Provided material ▸
== == ==

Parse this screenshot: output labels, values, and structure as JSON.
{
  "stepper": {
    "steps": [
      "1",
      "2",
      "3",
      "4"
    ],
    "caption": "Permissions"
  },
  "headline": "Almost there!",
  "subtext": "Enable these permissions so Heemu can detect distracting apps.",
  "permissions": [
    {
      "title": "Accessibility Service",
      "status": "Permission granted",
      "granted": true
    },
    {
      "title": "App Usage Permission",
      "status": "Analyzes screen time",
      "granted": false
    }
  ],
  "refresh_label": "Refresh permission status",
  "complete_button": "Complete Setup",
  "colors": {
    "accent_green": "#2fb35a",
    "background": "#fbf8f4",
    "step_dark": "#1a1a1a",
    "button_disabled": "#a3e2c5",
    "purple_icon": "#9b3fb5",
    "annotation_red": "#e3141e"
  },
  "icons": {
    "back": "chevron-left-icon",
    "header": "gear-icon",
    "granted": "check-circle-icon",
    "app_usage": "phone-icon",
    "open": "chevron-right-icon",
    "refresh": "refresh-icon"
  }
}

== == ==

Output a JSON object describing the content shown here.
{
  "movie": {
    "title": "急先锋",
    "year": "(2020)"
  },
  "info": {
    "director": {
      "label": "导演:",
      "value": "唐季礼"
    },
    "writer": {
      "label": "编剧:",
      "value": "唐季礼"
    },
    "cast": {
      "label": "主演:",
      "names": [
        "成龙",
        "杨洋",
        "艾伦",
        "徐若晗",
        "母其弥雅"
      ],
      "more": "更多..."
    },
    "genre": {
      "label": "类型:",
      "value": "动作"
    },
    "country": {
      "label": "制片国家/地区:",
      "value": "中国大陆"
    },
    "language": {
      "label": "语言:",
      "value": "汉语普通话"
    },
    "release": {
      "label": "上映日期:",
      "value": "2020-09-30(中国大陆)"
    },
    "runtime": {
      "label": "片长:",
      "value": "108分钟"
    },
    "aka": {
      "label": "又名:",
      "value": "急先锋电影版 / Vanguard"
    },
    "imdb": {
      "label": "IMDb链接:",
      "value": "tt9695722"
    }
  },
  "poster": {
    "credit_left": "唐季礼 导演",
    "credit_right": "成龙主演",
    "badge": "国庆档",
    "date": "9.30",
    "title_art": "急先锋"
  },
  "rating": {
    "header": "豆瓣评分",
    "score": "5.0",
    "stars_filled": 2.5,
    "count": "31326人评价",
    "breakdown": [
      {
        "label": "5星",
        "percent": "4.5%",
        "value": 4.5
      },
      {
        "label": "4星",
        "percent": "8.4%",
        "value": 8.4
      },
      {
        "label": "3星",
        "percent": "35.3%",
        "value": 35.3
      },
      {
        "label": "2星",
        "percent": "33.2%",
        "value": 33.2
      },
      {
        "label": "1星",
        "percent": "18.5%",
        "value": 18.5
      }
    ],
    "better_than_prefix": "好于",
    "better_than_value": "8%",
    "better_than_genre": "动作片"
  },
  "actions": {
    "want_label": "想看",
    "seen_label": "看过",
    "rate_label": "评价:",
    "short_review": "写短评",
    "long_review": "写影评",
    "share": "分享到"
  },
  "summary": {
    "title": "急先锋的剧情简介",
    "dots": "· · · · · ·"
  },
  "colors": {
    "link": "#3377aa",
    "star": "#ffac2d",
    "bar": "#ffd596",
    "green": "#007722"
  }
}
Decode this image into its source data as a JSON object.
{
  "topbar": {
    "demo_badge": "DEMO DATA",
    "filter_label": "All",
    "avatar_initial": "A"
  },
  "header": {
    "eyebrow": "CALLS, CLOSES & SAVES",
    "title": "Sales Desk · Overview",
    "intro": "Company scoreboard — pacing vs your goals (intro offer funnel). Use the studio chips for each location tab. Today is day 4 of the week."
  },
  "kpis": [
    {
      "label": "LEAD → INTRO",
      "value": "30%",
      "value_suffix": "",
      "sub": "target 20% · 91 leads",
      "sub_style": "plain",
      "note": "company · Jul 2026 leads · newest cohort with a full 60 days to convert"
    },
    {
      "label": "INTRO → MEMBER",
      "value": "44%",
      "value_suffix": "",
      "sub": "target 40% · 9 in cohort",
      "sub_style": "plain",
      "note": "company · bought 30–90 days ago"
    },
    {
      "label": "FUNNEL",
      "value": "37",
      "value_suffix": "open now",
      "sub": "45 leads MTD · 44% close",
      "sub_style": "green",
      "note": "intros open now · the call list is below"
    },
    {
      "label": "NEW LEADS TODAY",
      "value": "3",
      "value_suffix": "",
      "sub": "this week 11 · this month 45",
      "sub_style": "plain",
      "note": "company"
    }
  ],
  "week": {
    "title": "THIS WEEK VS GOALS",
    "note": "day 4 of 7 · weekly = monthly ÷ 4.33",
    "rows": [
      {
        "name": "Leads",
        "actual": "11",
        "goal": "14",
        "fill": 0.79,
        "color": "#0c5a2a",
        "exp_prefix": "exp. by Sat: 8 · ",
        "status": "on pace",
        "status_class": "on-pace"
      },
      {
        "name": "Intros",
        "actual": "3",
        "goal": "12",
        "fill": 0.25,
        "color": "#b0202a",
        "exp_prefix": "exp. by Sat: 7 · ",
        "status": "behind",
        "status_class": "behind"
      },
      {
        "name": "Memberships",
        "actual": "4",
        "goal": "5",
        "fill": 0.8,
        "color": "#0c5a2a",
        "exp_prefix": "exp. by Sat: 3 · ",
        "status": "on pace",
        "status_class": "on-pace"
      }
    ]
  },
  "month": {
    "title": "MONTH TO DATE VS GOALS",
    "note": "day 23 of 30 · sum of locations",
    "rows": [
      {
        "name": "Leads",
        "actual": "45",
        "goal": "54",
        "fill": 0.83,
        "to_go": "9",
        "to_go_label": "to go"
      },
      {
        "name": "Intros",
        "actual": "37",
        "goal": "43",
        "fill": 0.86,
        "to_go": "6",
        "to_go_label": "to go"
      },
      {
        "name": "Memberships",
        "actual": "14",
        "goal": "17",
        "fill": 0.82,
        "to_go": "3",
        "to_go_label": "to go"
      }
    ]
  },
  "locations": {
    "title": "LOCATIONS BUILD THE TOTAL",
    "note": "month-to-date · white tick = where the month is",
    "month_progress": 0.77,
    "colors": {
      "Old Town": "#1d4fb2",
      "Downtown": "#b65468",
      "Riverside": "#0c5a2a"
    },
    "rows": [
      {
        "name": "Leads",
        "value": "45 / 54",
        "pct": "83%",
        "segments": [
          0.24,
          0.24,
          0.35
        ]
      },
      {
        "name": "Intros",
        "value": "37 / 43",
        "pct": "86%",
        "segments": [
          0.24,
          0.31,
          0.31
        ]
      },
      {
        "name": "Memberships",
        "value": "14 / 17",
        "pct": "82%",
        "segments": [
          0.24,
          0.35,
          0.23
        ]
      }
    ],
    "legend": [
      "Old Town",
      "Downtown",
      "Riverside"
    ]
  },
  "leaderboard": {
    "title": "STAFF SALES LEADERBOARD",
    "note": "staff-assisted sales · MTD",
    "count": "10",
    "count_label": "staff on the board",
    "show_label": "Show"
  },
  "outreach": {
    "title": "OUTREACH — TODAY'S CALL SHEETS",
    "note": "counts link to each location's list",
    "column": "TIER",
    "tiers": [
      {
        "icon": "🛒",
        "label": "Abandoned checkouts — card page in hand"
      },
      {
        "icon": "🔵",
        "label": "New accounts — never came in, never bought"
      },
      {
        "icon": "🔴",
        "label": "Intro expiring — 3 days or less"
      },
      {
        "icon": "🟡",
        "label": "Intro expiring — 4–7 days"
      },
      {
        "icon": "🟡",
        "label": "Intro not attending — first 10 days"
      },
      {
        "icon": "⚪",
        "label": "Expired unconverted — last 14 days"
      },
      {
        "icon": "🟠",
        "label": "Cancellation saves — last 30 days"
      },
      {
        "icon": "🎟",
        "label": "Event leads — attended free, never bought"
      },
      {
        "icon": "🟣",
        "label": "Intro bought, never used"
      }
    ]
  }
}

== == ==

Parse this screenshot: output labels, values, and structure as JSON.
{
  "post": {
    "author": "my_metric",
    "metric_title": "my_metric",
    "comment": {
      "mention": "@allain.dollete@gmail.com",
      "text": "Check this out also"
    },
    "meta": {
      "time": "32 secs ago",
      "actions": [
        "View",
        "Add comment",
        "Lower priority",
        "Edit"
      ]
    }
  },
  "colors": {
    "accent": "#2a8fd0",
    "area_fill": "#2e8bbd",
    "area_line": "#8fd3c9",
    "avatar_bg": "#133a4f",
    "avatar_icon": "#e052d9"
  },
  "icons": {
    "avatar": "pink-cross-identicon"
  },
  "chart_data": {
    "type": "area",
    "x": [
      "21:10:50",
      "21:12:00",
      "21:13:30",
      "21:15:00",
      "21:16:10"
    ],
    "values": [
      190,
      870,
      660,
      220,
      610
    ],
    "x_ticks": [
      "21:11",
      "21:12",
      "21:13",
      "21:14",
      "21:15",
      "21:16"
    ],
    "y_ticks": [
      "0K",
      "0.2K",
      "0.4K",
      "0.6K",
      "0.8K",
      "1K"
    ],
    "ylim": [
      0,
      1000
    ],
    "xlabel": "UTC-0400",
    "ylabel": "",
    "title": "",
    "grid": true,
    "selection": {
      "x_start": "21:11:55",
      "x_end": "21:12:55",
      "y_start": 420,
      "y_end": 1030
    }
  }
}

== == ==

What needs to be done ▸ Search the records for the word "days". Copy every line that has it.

Solution to this exercise ▸
      "note": "company · Jul 2026 leads · newest cohort with a full 60 days to convert"
      "note": "company · bought 30–90 days ago"
        "label": "Intro expiring — 3 days or less"
        "label": "Intro expiring — 4–7 days"
        "label": "Intro not attending — first 10 days"
        "label": "Expired unconverted — last 14 days"
        "label": "Cancellation saves — last 30 days"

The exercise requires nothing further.